■ What the task asks: If a line in the data below contains "device", copy it.
┌──
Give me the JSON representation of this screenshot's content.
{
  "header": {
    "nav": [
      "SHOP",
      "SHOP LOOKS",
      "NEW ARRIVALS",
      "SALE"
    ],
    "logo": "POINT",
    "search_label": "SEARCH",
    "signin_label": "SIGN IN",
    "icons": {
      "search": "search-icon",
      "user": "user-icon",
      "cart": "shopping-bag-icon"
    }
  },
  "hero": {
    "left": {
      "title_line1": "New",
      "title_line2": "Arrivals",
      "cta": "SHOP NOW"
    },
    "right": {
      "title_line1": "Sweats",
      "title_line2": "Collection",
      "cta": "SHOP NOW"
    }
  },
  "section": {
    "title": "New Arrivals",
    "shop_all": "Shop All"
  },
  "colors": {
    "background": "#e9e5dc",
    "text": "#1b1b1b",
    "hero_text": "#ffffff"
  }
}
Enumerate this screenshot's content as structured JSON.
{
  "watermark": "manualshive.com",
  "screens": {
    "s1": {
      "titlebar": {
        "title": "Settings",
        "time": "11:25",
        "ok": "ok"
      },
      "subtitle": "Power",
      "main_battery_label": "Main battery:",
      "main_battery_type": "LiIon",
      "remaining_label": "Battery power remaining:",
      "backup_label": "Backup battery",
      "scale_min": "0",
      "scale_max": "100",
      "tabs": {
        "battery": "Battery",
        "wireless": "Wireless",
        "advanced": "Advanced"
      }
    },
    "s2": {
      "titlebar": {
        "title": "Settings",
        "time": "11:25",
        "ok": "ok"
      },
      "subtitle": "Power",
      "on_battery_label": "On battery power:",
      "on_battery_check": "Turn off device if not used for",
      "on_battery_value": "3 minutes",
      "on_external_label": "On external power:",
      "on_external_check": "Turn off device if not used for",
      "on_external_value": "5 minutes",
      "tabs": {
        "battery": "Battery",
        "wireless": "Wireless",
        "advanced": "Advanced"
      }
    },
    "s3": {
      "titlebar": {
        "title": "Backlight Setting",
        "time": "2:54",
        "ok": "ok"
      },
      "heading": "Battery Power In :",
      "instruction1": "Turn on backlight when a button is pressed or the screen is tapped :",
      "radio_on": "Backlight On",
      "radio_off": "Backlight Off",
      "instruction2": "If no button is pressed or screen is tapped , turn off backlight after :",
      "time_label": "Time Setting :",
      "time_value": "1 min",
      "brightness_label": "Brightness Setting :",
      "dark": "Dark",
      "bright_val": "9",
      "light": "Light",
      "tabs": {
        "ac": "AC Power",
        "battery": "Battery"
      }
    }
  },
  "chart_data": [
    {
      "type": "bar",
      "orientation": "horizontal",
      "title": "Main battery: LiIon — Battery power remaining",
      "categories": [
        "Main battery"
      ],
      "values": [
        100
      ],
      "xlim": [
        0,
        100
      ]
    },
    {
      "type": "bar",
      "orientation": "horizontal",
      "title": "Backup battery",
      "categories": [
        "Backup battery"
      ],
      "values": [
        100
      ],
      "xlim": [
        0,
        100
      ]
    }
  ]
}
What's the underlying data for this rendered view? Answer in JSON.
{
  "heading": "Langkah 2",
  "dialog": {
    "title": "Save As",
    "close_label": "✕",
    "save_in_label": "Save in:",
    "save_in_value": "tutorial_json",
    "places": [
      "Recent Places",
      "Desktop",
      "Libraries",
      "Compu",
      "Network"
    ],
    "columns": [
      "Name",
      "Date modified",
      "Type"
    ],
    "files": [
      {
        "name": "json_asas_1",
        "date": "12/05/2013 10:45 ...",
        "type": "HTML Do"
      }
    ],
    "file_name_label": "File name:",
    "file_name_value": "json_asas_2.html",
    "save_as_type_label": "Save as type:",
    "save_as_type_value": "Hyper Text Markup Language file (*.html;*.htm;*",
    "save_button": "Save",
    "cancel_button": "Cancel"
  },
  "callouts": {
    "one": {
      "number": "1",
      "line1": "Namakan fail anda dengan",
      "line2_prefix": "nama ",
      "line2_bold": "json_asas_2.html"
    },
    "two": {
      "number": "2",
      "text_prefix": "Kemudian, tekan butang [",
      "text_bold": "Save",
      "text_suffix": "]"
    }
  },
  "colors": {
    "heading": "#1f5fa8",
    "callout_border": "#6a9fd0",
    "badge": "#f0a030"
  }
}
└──
■ Result of this task:
      "on_battery_check": "Turn off device if not used for",
      "on_external_check": "Turn off device if not used for",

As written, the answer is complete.